Items from an interface collection
--------------------------------------------------
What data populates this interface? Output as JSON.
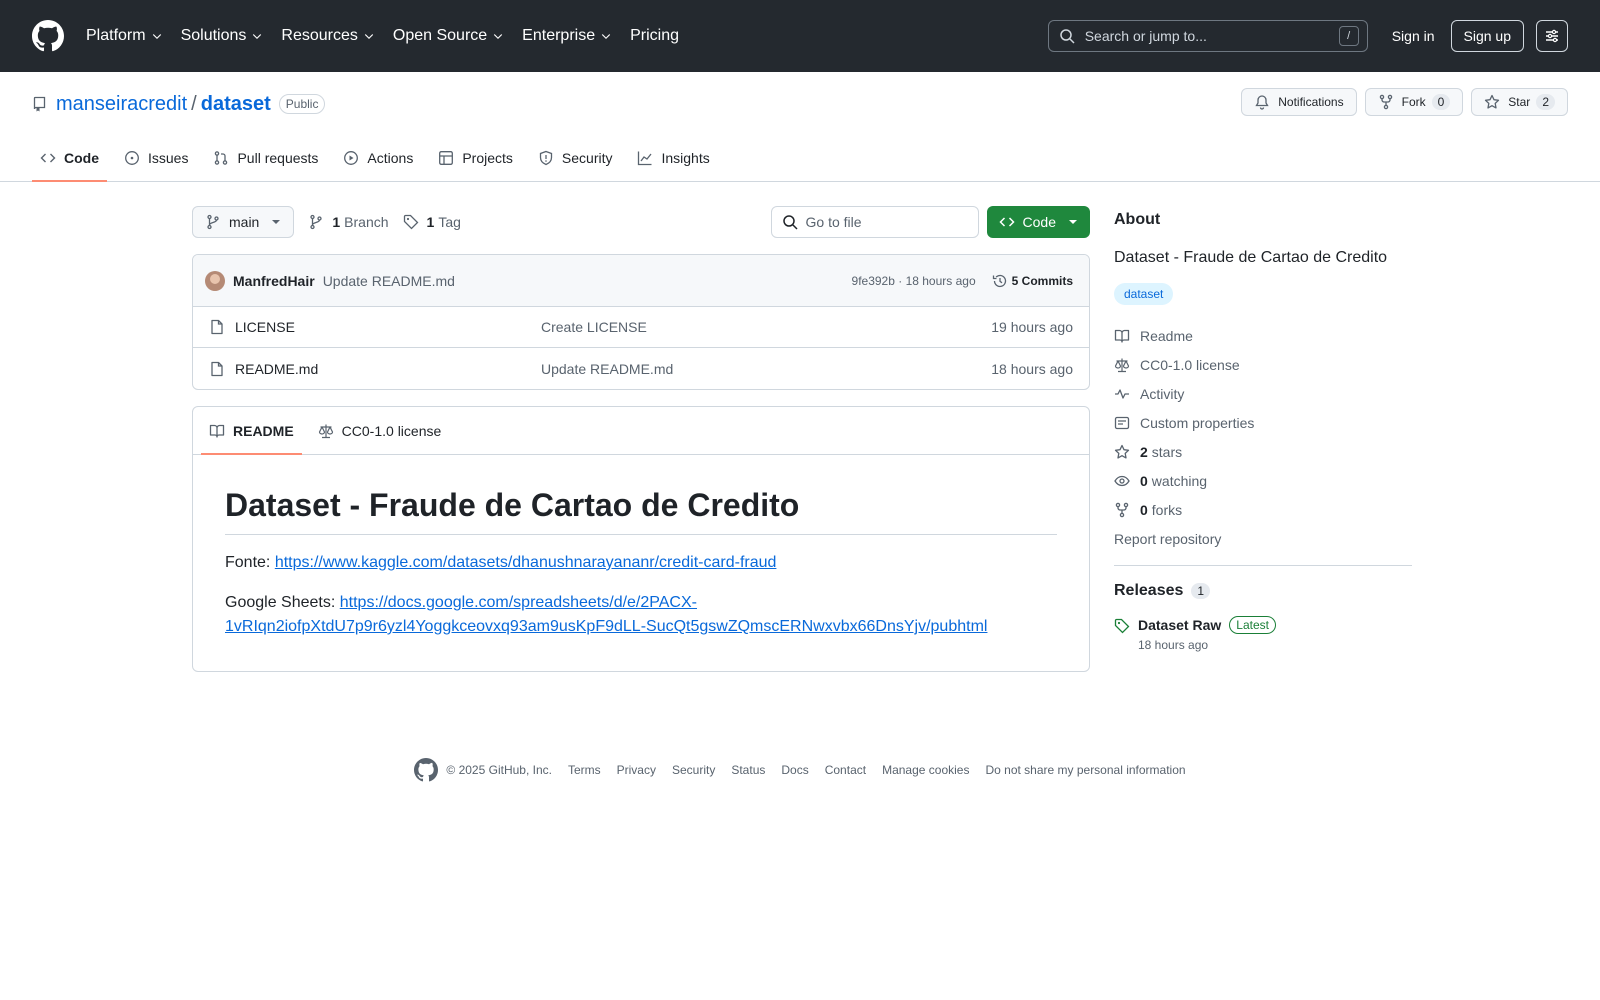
{
  "header": {
    "nav": [
      "Platform",
      "Solutions",
      "Resources",
      "Open Source",
      "Enterprise",
      "Pricing"
    ],
    "search_placeholder": "Search or jump to...",
    "search_key": "/",
    "sign_in": "Sign in",
    "sign_up": "Sign up"
  },
  "repo": {
    "owner": "manseiracredit",
    "separator": "/",
    "name": "dataset",
    "visibility": "Public",
    "notifications": "Notifications",
    "fork_label": "Fork",
    "fork_count": "0",
    "star_label": "Star",
    "star_count": "2",
    "tabs": [
      "Code",
      "Issues",
      "Pull requests",
      "Actions",
      "Projects",
      "Security",
      "Insights"
    ]
  },
  "file_nav": {
    "branch": "main",
    "branch_count": "1",
    "branch_label": "Branch",
    "tag_count": "1",
    "tag_label": "Tag",
    "goto_placeholder": "Go to file",
    "code_button": "Code"
  },
  "latest_commit": {
    "author": "ManfredHair",
    "message": "Update README.md",
    "meta": "9fe392b · 18 hours ago",
    "commits": "5 Commits"
  },
  "files": [
    {
      "name": "LICENSE",
      "commit": "Create LICENSE",
      "time": "19 hours ago"
    },
    {
      "name": "README.md",
      "commit": "Update README.md",
      "time": "18 hours ago"
    }
  ],
  "readme": {
    "tab_readme": "README",
    "tab_license": "CC0-1.0 license",
    "title": "Dataset - Fraude de Cartao de Credito",
    "source_label": "Fonte:",
    "source_url": "https://www.kaggle.com/datasets/dhanushnarayananr/credit-card-fraud",
    "sheets_label": "Google Sheets:",
    "sheets_url_line1": "https://docs.google.com/spreadsheets/d/e/2PACX-",
    "sheets_url_line2": "1vRIqn2iofpXtdU7p9r6yzl4Yoggkceovxq93am9usKpF9dLL-SucQt5gswZQmscERNwxvbx66DnsYjv/pubhtml"
  },
  "about": {
    "heading": "About",
    "description": "Dataset - Fraude de Cartao de Credito",
    "topic": "dataset",
    "readme": "Readme",
    "license": "CC0-1.0 license",
    "activity": "Activity",
    "custom_properties": "Custom properties",
    "stars_count": "2",
    "stars_label": "stars",
    "watching_count": "0",
    "watching_label": "watching",
    "forks_count": "0",
    "forks_label": "forks",
    "report": "Report repository"
  },
  "releases": {
    "heading": "Releases",
    "count": "1",
    "name": "Dataset Raw",
    "badge": "Latest",
    "time": "18 hours ago"
  },
  "footer": {
    "copyright": "© 2025 GitHub, Inc.",
    "links": [
      "Terms",
      "Privacy",
      "Security",
      "Status",
      "Docs",
      "Contact",
      "Manage cookies",
      "Do not share my personal information"
    ]
  },
  "colors": {
    "header_bg": "#24292f",
    "link": "#0969da",
    "primary_button": "#1f883d",
    "active_tab_underline": "#fd8c73"
  }
}
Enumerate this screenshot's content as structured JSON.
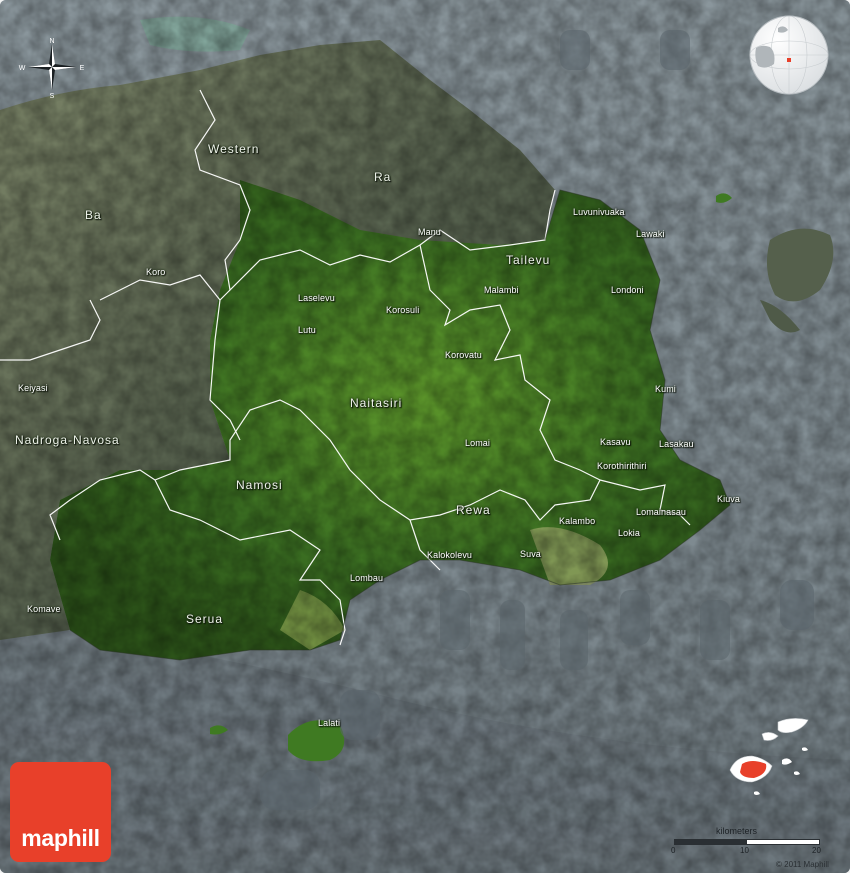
{
  "colors": {
    "sea": "#7d8a92",
    "land_dry": "#5e6a55",
    "land_green": "#3f7a22",
    "boundary": "#ffffff",
    "brand": "#e8402a"
  },
  "compass": {
    "n": "N",
    "s": "S",
    "e": "E",
    "w": "W"
  },
  "regions": {
    "western": "Western",
    "ra": "Ra",
    "ba": "Ba",
    "tailevu": "Tailevu",
    "naitasiri": "Naitasiri",
    "nadroga_navosa": "Nadroga-Navosa",
    "namosi": "Namosi",
    "rewa": "Rewa",
    "serua": "Serua"
  },
  "places": {
    "luvunivuaka": "Luvunivuaka",
    "lawaki": "Lawaki",
    "manu": "Manu",
    "malambi": "Malambi",
    "londoni": "Londoni",
    "koro": "Koro",
    "laselevu": "Laselevu",
    "korosuli": "Korosuli",
    "lutu": "Lutu",
    "korovatu": "Korovatu",
    "keiyasi": "Keiyasi",
    "kumi": "Kumi",
    "kasavu": "Kasavu",
    "lasakau": "Lasakau",
    "lomai": "Lomai",
    "korothirithiri": "Korothirithiri",
    "kiuva": "Kiuva",
    "lomainasau": "Lomainasau",
    "kalambo": "Kalambo",
    "lokia": "Lokia",
    "kalokolevu": "Kalokolevu",
    "suva": "Suva",
    "lombau": "Lombau",
    "komave": "Komave",
    "lalati": "Lalati"
  },
  "logo": {
    "text": "maphill"
  },
  "scale": {
    "title": "kilometers",
    "ticks": [
      "0",
      "10",
      "20"
    ]
  },
  "copyright": "© 2011 Maphill"
}
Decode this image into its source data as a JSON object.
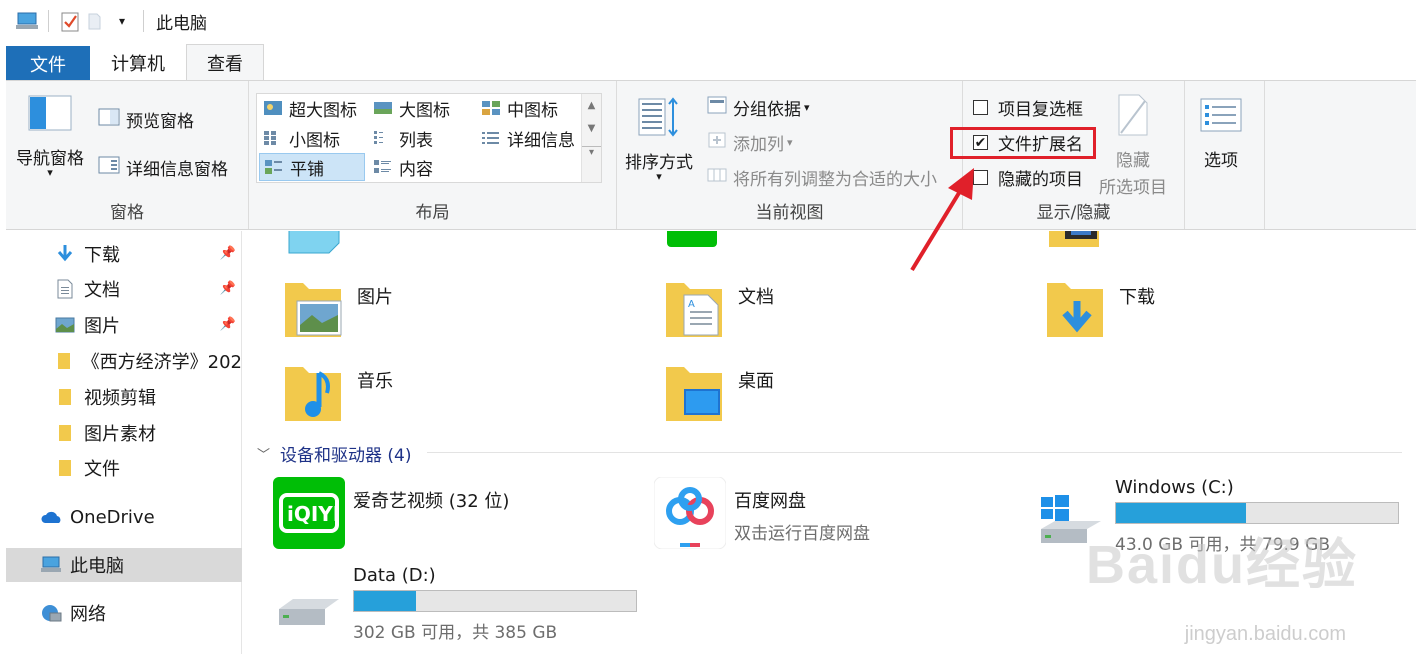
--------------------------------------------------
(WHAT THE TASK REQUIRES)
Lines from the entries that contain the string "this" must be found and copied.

(RESPONSE)
What data populates this interface? Output as JSON.
Enumerate this screenshot's content as structured JSON.
Decode this image into its source data as a JSON object.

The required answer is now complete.